I may buy a used 35-70 2.8 AFD. Having never touched one before, can someone describe it. I know this one is push-pull. Is this the current model or does this signify it's an older lens? How should the push-pull operate. I know that's really hard to describe but any hints or pitfalls you may know about for me to what for would be appreciated.
All versions of the 35-70mm f/2.8 AF lenses are push-pull in design. Pushing out will zoom out to 35mm. Pulling in will zoom to 70mm. The lens is a constant apeture lens. Meaning that when you zoom, it will not change f-stop as some other zooms do. The lens is incredibly sharp. It is 62mm in diameter, fairly hefty in weight, all metal construction, and is quick to focus. It also has a macro feature, not very powerful as in order to use it, you have to be at the wide end, 35mm. But, it does get reasonably close. I've used one for years, and it truly is a great lens. I've only recently replaced it with the 28-70mm f/2.8 AF-S. If you do buy it, know that you are getting a great piece of glass and won't regret your purchase. Hope this helps you out, and good luck!!
Tokina? Did someone say Tokina? As everyone knows who has read some of my previous posts, I have been extremely satisified with Tokina lenses and the new 28-80 F/2.8 AT-X pro is fantastic in operation and build. In the next few weeks I should be getting back some slides I took on Fuji Velvia, Provia and Agfa RSX-II 200 ISO film shot through the 28-80 and the 20-35 AT-X pro. I'll post them when I can get around to having them scanned. However, from some test shots I did with this lens, it is even better than the 28-70 F/2.6-2.8 Tokina and I thought that lens was great. Oh yes, Internal Focus. Love it. Great for using a polorizer and zooming back and forth and moving from subject to subject with the sun in the same spot. With internal focus you don't have to keep readjusting the polorizer, or a graduated filter if you are using one. Also, IF is faster since the motor only has to power the movement of internal elements not the entire lens barrel. DD
Instead of buying the 28-70mm f/2.8 AF-S I purchased the 17-35mm f/2.8 AF-S and the 35-70mm f/2.8D. I have to concur with Adesso (Bill) in all he said, specially that it is very sharp. Also its micro capability works indeed well. Have a great time JRP My profile Previous photography stuff, before Nikonians: A Brief Love Story
This is a great lens, eventhough a tad old and pretty heavy (not sure if that is an issue).

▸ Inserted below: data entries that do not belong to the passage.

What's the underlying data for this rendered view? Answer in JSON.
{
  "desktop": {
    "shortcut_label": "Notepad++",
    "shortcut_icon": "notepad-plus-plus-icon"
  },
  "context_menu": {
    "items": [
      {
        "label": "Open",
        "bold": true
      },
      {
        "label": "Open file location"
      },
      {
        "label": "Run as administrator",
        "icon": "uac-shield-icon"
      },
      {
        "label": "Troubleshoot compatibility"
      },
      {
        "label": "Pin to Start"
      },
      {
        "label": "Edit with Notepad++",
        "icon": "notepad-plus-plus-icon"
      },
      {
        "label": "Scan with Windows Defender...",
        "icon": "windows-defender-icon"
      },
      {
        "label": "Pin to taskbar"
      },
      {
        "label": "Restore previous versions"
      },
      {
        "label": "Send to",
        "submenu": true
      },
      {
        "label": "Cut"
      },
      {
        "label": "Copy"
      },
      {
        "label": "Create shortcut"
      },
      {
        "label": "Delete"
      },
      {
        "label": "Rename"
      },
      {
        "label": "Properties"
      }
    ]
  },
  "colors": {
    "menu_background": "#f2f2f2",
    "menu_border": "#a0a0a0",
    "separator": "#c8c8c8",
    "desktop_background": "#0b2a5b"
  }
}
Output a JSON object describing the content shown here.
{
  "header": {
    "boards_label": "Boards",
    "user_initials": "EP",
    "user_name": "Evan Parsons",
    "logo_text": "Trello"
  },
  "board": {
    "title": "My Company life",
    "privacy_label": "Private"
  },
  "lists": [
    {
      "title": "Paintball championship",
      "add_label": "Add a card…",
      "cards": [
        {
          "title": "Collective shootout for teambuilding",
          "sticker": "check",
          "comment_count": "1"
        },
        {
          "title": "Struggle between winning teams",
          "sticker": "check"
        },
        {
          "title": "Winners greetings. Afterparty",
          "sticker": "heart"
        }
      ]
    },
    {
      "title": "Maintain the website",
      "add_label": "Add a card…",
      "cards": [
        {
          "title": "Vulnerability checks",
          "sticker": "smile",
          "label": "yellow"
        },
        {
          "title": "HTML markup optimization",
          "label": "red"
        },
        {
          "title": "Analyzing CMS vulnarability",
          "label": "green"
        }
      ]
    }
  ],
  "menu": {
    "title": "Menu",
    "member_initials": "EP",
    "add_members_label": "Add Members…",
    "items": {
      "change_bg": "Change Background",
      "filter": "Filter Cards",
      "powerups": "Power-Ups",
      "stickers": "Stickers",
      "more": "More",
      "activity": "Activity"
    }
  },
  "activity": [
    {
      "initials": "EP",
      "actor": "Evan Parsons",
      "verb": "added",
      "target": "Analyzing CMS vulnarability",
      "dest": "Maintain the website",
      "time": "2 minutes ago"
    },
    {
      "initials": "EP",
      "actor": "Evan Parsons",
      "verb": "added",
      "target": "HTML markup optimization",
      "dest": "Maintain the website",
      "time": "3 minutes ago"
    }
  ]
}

It's very robust so you normally won't get any bad eggs by buying a used one. Make sure though that the zoom ring is not moving too lightly, or you will have the infamous "zoom creep". I think that some 35-70/2.8's may have this problem. My father has one of these and I have used it pretty much - very nice indeed. I can recommend it if you don't want to invest the additional bucks in a 28-70.
Greg, when I looked at zooms in that range, I found it very slow in AF, and felt "old" in design, not that old is bad, I love the AIS lenses I have, however for AF lenses they should be quick in focus. My opinion, I'm sure others disagree. I bought the AF-S 28-70/2.8 instead, if you look around I'm sure you should be able to find a good 2nd hand version by now.
I own the legendary 35-70 2.8 lens, it's not one of the latest nikon lenses but it sure is one of the greatest.All metal construction , sharp as a tack,with a constant 2.8 aperture. There are newer lenses in about this range ie: Nikon's own a/f/s 28-70 but the cost & weight of that lens is prohibited. This lens is always on my f100, only coming off for the 80-200 2.8 when the need arises. Don't know to much about third party lenses as I prefer to use Nikon lenses when ever possible Don,t confuse this lens with consumer grade lenses Nikon or third party which in most cases are variable aperture & not built to pro standards. This is one lens that can take you where ever your photo interests dictate & always provide out standing results.